3.) Secondary/Tertiary Actions

The better choice sometimes is to plan small actions (secondary actions) that add to or exhibit for enrichment of a characters actions/attitudes or personality. They don’t detract from the main acting, but support it, and by extension buy time for poses to hold, as it takes longer for overlap and follow thru actions to play themselves out.

Nicely handled changes in expression keep the character alive, yet still enough to convey the expressions required for the scene. Animation by Thomas Grummt. To see an in depth interview with the artist, go here.

4.) Camera Drifts

If you have control of layout direction, this can sometimes be an option to keep it all alive and give it that “live action” feel. This was used in films like Sony  Picture’s Surf’s Up, where a documentary-style camera technique was employed à la Christopher Guest, who wrote/directed famous mockumentaries like This is Spinal Tap or Best in Show.

In live action film-making, physical cameras are subject to physical contact, balance and stability of the supporting equipment and the operators hands.

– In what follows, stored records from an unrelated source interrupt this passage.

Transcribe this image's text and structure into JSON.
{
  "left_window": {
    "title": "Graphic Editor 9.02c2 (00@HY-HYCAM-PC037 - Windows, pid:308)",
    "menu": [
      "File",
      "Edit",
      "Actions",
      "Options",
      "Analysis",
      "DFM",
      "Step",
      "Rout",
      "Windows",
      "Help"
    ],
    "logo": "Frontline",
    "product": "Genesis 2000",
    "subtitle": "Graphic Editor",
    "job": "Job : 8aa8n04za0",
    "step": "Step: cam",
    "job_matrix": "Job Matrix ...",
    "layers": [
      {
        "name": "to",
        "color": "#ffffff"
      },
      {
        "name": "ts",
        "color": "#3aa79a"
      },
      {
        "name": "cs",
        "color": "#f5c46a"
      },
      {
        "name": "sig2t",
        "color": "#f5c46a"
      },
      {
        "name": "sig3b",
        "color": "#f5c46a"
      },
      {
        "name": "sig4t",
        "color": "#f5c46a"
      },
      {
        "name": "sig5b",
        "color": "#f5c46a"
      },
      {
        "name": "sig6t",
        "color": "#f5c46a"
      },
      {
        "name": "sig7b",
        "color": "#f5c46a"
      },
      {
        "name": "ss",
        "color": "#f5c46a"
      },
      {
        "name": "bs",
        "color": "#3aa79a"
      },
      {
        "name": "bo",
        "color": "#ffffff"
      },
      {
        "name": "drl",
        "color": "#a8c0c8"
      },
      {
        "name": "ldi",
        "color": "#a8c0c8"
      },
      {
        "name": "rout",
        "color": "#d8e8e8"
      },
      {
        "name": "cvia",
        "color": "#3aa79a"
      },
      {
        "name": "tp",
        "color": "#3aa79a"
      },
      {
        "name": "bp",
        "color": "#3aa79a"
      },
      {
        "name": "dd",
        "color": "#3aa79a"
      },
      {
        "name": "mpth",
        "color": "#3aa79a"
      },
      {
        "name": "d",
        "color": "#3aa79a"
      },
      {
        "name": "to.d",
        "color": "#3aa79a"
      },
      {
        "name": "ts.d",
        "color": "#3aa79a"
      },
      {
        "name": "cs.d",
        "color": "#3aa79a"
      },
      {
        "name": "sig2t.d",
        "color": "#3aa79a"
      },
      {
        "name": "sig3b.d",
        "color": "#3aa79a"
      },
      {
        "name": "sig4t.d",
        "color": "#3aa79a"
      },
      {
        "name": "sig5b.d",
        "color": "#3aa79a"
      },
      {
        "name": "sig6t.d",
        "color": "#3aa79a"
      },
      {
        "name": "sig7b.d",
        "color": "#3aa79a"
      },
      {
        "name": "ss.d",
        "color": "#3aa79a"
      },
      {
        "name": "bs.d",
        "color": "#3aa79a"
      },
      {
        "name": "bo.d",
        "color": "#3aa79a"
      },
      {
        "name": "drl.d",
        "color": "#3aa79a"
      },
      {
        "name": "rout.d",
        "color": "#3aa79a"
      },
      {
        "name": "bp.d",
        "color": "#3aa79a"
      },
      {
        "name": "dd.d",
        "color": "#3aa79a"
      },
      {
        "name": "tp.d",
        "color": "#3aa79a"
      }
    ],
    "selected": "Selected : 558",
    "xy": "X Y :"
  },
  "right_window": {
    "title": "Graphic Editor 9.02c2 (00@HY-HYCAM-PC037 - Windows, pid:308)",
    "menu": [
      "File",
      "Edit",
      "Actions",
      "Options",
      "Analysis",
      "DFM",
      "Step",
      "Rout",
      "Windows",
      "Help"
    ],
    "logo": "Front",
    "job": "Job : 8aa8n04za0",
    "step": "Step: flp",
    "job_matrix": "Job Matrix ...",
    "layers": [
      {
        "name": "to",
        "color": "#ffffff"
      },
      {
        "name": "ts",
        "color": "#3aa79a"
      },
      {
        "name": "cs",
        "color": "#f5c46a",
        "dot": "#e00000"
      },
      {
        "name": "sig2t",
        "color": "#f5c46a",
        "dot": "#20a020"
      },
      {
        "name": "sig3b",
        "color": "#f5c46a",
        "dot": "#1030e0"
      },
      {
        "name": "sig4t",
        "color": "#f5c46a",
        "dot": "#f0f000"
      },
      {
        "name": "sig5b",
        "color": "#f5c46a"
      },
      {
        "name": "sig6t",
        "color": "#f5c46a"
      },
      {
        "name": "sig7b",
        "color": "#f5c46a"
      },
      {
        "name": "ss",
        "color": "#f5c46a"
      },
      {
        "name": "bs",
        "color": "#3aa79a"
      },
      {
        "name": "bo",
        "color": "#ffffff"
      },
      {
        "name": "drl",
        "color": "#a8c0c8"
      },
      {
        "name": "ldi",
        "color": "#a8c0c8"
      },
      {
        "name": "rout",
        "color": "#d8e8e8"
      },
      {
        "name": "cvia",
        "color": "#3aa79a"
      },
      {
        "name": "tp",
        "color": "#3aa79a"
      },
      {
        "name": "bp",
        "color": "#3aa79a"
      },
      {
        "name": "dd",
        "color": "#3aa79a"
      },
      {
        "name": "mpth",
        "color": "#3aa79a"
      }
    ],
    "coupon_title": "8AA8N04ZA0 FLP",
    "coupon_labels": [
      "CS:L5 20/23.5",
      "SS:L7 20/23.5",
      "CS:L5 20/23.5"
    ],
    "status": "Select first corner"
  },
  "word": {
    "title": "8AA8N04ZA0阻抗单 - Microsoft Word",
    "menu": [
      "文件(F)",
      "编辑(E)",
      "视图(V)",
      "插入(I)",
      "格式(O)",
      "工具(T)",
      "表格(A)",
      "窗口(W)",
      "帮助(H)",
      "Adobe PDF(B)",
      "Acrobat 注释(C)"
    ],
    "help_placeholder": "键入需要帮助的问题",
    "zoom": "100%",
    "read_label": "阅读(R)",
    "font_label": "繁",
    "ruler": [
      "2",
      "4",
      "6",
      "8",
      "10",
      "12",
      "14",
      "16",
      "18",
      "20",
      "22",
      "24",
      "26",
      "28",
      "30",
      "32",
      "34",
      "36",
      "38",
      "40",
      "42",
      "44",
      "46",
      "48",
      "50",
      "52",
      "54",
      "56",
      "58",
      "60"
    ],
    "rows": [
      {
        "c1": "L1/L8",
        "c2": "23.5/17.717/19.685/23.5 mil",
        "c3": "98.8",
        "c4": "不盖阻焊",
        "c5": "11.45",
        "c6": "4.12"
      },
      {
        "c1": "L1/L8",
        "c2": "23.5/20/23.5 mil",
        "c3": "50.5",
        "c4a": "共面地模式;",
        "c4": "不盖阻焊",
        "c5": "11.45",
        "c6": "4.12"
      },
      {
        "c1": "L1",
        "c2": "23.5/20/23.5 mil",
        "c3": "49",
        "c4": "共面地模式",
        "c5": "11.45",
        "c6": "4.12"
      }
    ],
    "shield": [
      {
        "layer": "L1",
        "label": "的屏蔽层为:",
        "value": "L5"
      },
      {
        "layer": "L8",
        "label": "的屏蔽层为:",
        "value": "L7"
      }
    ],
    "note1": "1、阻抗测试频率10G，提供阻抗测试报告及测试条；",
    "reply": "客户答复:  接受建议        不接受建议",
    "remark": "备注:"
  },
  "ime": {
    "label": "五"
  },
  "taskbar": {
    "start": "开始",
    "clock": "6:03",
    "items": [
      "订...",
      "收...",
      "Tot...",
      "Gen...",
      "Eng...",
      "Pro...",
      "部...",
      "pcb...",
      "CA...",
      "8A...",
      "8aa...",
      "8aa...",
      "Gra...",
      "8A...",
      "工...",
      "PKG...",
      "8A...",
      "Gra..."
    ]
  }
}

If the camera is “hand-held,” shifts in the framing become even more obvious and allows the filmmaker a little extra give to offset any rigidity.

Paperman

The recent Oscar-winning animated short, Paperman, directed by John Kahrs, exhibits the acknowledgment of physical cameras by adding the slightest of movements in the camera throughout the film – giving it a “live-action” feel. Produced by Walt Disney Animation.

Therefore, in handling held poses or quiet moments in a scene, we must learn how to execute that moment convincingly.  Too much movement and the sense of quiet, often required for an idea or mood to be understood and felt, will be lost. Too still, and things will come across as frozen or unbelievable. The animation artist needs to achieve relative stillness versus movement to create life because life is movement – without movement, we register death. We must keep the magic act alive and convincing or the cards fall.

FechinDrawing

Sensitive drawings like this one from Nicolai Fechin convey movement and beauty even in silence. A great artist plays with contrast in texture, form, line and value – everything at his disposal – to breathe life into their works.

“An artist’s job is to surprise himself. Use all means possible.” – Robert Henri